These incentives were designed to encourage prompt disclosure of foreign accounts, thus helping the government identify persons who may be using foreign financial accounts to evade federal tax laws. As a result, certain individuals and organizations are legally required to disclose foreign financial accounts.

FBAR Criteria: Who is Required to File?

Any resident, citizen or entity in the United States must file an FBAR if they meet the following criteria:

  • Financial interest in or signature authority over a foreign account
  • Aggregate value of all foreign accounts is over $10,000

Steep civil and criminal penalties can apply if an FBAR was required but not filed. The penalties vary depending on whether the person in violation is found to have willfully or negligently failed to file the documents, but monetary penalties can range from $10,000 to $100,000 for each year that an FBAR was not filed.

There are a wide range of exceptions to the filing requirement, including IRA owners, foreign financial accounts owned jointly by spouses and trust beneficiaries.
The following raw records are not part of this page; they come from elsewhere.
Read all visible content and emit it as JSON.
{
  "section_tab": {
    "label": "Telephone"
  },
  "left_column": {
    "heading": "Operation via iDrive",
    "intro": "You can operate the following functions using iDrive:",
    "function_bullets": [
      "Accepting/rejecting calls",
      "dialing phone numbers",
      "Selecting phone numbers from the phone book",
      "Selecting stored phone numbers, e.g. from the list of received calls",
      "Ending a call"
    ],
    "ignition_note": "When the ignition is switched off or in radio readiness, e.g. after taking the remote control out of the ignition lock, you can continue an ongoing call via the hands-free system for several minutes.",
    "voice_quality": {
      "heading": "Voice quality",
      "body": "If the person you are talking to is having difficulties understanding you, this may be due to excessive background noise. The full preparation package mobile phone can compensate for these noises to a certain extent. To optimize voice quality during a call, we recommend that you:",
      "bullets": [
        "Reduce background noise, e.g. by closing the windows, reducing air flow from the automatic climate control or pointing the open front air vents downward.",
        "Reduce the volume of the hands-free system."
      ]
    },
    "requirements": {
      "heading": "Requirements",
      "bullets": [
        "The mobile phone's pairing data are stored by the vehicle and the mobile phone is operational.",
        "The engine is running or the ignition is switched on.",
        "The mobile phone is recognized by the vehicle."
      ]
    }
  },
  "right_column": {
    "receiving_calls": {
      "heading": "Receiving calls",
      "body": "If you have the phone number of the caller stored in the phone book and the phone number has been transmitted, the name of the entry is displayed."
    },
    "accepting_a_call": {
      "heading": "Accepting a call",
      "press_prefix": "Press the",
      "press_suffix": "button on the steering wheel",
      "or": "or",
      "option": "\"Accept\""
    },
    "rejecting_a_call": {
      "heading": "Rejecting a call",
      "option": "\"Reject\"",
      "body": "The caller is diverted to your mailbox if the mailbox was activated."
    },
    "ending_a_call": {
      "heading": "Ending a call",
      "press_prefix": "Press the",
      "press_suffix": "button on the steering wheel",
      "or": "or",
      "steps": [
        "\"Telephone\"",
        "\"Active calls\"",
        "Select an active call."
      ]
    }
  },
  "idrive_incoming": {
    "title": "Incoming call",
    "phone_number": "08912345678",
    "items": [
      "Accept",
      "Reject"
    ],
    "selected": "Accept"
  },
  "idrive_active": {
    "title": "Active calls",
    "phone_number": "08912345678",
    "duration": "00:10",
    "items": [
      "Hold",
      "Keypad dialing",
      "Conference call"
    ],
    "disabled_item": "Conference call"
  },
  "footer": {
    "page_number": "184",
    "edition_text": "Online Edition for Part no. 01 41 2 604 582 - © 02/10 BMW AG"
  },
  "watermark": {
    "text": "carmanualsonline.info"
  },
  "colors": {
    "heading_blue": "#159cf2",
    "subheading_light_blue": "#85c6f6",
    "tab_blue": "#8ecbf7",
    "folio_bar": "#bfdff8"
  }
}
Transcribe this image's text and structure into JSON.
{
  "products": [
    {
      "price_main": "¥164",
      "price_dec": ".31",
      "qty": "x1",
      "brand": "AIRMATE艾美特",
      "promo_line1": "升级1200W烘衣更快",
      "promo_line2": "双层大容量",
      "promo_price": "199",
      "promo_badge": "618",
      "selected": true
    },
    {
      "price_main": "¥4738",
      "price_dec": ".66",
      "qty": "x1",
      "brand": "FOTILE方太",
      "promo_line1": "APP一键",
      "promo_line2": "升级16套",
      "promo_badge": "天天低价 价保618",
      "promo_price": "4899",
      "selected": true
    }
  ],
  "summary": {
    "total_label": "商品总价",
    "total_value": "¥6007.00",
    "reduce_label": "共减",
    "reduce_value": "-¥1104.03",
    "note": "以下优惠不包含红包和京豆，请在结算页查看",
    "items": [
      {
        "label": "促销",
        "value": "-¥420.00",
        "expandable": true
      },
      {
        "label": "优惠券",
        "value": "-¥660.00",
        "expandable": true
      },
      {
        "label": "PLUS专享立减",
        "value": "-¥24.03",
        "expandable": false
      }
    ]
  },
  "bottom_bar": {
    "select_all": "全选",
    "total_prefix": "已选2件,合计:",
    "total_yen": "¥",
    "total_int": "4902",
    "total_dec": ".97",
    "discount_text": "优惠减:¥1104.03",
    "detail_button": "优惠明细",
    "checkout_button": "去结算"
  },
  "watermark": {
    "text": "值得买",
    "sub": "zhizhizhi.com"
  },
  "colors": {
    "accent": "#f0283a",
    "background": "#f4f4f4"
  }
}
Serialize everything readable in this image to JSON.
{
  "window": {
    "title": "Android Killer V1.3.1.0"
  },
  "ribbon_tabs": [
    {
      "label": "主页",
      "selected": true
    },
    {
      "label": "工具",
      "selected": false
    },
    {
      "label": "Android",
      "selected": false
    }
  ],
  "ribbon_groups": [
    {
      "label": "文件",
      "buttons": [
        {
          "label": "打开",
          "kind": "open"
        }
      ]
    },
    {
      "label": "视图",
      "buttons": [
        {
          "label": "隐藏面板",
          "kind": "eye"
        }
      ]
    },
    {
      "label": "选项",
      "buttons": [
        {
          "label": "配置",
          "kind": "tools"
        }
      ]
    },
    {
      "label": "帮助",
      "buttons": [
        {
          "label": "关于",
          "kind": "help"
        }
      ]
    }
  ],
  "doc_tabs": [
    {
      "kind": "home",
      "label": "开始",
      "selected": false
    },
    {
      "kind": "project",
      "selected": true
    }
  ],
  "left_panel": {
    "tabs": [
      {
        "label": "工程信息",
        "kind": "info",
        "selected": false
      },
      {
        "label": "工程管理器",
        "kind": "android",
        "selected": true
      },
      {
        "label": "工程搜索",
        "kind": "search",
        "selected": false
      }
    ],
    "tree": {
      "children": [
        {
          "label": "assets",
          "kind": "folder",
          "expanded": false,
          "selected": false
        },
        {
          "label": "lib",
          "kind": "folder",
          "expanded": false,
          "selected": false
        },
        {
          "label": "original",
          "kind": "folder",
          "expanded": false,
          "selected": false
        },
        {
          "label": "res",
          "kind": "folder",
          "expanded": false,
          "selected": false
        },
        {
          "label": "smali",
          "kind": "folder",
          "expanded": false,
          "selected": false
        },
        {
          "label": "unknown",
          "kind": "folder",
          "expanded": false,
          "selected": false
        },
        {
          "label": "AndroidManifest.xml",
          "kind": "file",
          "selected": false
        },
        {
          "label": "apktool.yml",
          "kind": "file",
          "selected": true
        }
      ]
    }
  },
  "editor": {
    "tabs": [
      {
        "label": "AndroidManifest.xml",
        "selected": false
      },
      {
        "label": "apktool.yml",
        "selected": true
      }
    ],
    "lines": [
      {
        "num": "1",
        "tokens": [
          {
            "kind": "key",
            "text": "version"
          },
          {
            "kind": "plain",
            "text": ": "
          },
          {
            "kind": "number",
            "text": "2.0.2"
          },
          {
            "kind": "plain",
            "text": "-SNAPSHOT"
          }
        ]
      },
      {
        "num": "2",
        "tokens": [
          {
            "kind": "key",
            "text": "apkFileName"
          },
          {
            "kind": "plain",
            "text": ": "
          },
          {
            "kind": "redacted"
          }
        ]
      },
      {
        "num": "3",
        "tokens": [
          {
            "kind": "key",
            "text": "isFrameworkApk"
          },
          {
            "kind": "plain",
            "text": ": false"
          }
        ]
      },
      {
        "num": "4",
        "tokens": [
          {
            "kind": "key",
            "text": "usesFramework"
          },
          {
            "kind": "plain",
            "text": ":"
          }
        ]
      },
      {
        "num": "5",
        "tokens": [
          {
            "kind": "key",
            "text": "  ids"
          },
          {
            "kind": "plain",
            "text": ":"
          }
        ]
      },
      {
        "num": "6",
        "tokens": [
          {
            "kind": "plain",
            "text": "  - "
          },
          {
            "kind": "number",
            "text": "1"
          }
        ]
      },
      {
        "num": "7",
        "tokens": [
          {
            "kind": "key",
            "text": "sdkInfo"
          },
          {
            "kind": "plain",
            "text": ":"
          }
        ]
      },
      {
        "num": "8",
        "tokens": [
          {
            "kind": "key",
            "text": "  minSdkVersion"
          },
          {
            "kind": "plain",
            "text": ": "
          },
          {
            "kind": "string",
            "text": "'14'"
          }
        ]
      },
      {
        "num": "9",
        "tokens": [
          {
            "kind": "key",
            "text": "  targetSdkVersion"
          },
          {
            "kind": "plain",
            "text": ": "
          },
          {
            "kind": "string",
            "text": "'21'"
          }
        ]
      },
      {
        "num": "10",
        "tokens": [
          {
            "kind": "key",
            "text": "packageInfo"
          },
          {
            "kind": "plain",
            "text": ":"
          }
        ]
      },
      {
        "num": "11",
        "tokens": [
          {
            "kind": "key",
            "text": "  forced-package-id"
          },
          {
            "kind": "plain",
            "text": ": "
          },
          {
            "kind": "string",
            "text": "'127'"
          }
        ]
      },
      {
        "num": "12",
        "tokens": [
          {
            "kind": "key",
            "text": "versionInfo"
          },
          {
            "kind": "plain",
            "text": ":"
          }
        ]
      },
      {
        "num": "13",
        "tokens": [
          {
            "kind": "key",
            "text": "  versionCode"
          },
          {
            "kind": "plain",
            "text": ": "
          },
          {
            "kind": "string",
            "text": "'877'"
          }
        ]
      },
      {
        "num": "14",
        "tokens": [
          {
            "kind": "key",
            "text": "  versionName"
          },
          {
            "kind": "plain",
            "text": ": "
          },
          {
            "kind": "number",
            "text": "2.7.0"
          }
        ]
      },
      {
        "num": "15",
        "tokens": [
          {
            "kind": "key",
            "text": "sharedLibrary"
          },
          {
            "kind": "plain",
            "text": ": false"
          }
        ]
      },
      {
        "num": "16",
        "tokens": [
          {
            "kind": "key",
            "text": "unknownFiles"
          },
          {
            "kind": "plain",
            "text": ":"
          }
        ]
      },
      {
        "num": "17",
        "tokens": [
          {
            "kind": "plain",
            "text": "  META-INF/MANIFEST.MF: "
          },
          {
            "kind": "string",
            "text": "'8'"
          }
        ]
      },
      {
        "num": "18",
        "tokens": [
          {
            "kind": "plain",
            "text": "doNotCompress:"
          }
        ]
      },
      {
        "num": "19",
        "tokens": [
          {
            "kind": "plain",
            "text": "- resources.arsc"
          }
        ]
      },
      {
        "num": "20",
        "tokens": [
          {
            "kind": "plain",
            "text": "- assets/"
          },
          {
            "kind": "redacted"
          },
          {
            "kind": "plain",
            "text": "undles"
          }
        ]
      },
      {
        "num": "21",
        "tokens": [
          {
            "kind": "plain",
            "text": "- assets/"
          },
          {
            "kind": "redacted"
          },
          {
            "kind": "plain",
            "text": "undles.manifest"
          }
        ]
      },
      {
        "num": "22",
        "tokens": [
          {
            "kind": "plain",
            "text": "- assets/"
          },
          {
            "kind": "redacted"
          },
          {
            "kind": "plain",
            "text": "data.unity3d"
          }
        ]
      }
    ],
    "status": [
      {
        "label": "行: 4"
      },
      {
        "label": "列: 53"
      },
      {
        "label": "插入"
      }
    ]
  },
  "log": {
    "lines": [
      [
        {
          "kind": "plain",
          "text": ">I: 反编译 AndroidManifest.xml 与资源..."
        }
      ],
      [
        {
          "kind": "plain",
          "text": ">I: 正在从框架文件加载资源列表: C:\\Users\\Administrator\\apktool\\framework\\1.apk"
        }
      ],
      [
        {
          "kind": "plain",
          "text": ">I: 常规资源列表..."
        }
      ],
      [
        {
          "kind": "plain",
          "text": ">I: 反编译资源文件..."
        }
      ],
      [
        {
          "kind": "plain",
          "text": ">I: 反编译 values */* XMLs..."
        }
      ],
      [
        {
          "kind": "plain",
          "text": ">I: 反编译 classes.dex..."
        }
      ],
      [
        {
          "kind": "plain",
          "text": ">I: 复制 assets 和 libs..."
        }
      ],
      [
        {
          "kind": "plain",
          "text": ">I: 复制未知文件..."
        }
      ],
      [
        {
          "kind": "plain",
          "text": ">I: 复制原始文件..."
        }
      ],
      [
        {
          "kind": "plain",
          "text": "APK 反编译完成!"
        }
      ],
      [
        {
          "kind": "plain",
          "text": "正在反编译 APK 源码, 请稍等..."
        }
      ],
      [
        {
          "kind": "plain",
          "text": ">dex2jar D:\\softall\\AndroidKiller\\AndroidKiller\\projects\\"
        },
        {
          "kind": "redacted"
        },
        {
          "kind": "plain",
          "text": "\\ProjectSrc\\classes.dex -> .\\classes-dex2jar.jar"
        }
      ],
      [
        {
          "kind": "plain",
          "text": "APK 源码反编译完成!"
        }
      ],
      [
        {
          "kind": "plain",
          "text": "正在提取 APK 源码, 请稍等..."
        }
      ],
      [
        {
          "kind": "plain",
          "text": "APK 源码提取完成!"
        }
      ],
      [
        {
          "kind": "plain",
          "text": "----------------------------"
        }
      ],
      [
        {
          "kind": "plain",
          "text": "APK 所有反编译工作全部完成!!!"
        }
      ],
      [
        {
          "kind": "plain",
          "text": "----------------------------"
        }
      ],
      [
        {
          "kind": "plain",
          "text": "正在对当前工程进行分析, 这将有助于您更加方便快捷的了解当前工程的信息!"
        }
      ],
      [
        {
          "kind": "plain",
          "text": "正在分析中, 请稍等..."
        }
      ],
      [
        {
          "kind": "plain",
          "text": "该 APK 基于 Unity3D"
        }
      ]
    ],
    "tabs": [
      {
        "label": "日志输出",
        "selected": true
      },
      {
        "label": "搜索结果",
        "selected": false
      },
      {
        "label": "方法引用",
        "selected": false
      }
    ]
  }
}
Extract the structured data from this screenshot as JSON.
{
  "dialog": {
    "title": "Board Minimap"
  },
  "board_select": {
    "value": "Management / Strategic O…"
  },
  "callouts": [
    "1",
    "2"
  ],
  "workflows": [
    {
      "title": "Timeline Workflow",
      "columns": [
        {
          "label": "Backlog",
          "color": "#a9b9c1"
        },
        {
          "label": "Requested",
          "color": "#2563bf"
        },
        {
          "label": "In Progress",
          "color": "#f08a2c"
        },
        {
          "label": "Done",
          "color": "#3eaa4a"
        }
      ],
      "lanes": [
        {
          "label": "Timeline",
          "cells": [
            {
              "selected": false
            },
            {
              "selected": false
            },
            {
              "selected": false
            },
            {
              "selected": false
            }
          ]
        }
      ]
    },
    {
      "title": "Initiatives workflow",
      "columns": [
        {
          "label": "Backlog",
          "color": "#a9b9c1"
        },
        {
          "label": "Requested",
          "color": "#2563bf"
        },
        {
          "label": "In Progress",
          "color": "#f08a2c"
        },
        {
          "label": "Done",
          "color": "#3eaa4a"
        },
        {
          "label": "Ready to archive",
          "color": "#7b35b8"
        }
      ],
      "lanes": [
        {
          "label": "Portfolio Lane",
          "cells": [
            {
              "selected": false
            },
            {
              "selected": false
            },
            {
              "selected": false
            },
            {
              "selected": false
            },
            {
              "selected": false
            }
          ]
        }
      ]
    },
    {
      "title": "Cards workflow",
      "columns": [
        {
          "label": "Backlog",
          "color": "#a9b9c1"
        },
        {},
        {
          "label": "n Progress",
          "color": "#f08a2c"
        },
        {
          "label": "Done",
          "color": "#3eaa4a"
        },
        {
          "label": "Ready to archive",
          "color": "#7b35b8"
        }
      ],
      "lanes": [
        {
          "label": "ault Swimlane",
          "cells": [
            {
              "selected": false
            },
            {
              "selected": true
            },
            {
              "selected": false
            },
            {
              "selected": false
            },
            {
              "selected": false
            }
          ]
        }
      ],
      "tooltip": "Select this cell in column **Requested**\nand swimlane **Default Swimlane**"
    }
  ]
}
Determining whether a foreign financial account qualifies and efficiently disclosing it if necessary can be difficult.

If you have a foreign account and need to know whether or not you should have filed an FBAR, it is wise to seek the counsel of an experienced offshore tax issues attorney to help mitigate the risk of criminal and civil penalties.